Data records for software interfaces:
BEGIN

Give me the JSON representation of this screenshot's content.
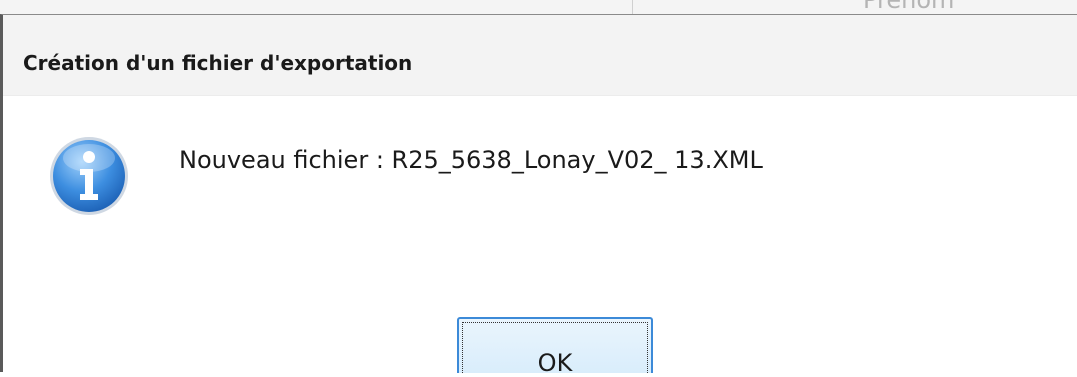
{
  "background": {
    "partial_text": "Prénom"
  },
  "dialog": {
    "title": "Création d'un fichier d'exportation",
    "icon": "info-icon",
    "message": "Nouveau fichier : R25_5638_Lonay_V02_ 13.XML",
    "ok_label": "OK"
  },
  "colors": {
    "icon_blue": "#2f7fd6",
    "button_border": "#3c8ad8",
    "button_fill": "#d9edfb",
    "titlebar_bg": "#f3f3f3"
  }
}
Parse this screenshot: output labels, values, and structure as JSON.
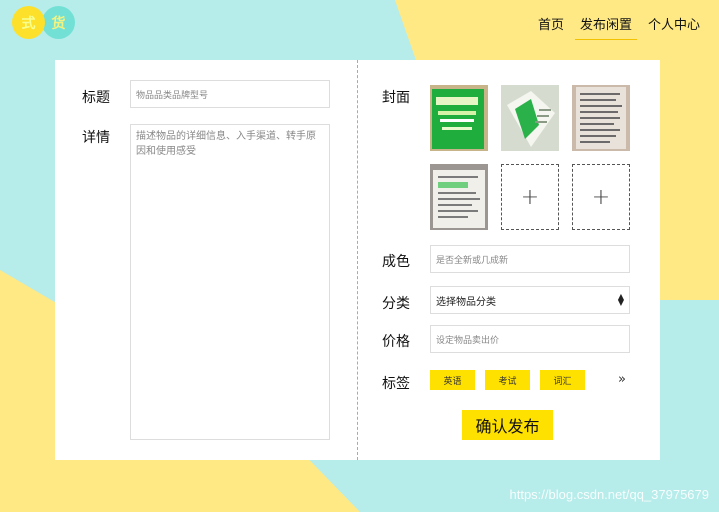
{
  "logo": {
    "char1": "式",
    "char2": "货"
  },
  "nav": {
    "home": "首页",
    "publish": "发布闲置",
    "profile": "个人中心"
  },
  "form": {
    "title_label": "标题",
    "title_placeholder": "物品品类品牌型号",
    "detail_label": "详情",
    "detail_placeholder": "描述物品的详细信息、入手渠道、转手原因和使用感受",
    "cover_label": "封面",
    "condition_label": "成色",
    "condition_placeholder": "是否全新或几成新",
    "category_label": "分类",
    "category_value": "选择物品分类",
    "price_label": "价格",
    "price_placeholder": "设定物品卖出价",
    "tags_label": "标签",
    "tags": [
      "英语",
      "考试",
      "词汇"
    ],
    "more_symbol": "»",
    "upload_symbol": "+",
    "submit": "确认发布"
  },
  "watermark": "https://blog.csdn.net/qq_37975679",
  "colors": {
    "accent": "#ffe100",
    "bg_yellow": "#ffe985",
    "bg_cyan": "#b6ecea"
  }
}
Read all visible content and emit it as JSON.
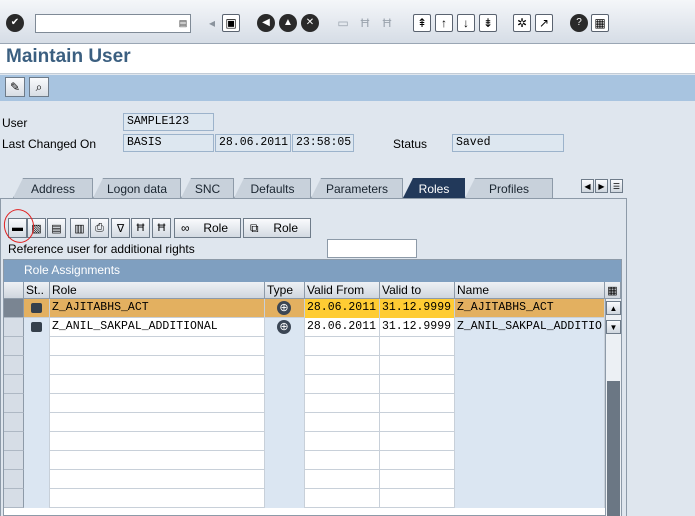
{
  "toolbar": {
    "icons": [
      "enter-icon",
      "save-icon",
      "back-icon",
      "exit-icon",
      "cancel-icon",
      "print-icon",
      "find-icon",
      "find-next-icon",
      "first-page-icon",
      "previous-page-icon",
      "next-page-icon",
      "last-page-icon",
      "new-session-icon",
      "shortcut-icon",
      "help-icon",
      "customize-layout-icon"
    ]
  },
  "title": "Maintain User",
  "app_toolbar": {
    "icons": [
      "change-icon",
      "display-icon"
    ]
  },
  "header": {
    "user_label": "User",
    "user_value": "SAMPLE123",
    "last_changed_label": "Last Changed On",
    "last_changed_by": "BASIS",
    "last_changed_date": "28.06.2011",
    "last_changed_time": "23:58:05",
    "status_label": "Status",
    "status_value": "Saved"
  },
  "tabs": [
    {
      "label": "Address",
      "active": false
    },
    {
      "label": "Logon data",
      "active": false
    },
    {
      "label": "SNC",
      "active": false
    },
    {
      "label": "Defaults",
      "active": false
    },
    {
      "label": "Parameters",
      "active": false
    },
    {
      "label": "Roles",
      "active": true
    },
    {
      "label": "Profiles",
      "active": false
    }
  ],
  "roles_toolbar": {
    "icons": [
      "insert-row-icon",
      "delete-row-icon",
      "details-icon",
      "select-all-icon",
      "print-list-icon",
      "filter-icon",
      "find-icon",
      "find-next-icon",
      "display-role-icon"
    ],
    "role_button_1": "Role",
    "role_button_2": "Role"
  },
  "reference_user_label": "Reference user for additional rights",
  "reference_user_value": "",
  "grid": {
    "title": "Role Assignments",
    "columns": [
      "St..",
      "Role",
      "Type",
      "Valid From",
      "Valid to",
      "Name"
    ],
    "rows": [
      {
        "role": "Z_AJITABHS_ACT",
        "valid_from": "28.06.2011",
        "valid_to": "31.12.9999",
        "name": "Z_AJITABHS_ACT",
        "highlight": true
      },
      {
        "role": "Z_ANIL_SAKPAL_ADDITIONAL",
        "valid_from": "28.06.2011",
        "valid_to": "31.12.9999",
        "name": "Z_ANIL_SAKPAL_ADDITIO",
        "highlight": false
      }
    ]
  },
  "colors": {
    "title": "#3b5f80",
    "app_toolbar": "#a8c4e0",
    "active_tab": "#22395a",
    "grid_title": "#7f9fc0",
    "highlight_row": "#e3b060",
    "highlight_dates": "#ffcc33",
    "annotation": "#e02020"
  }
}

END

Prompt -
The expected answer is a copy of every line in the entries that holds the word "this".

Answer box -
Give me the JSON representation of this screenshot's content.
Parse this screenshot: output labels, values, and structure as JSON.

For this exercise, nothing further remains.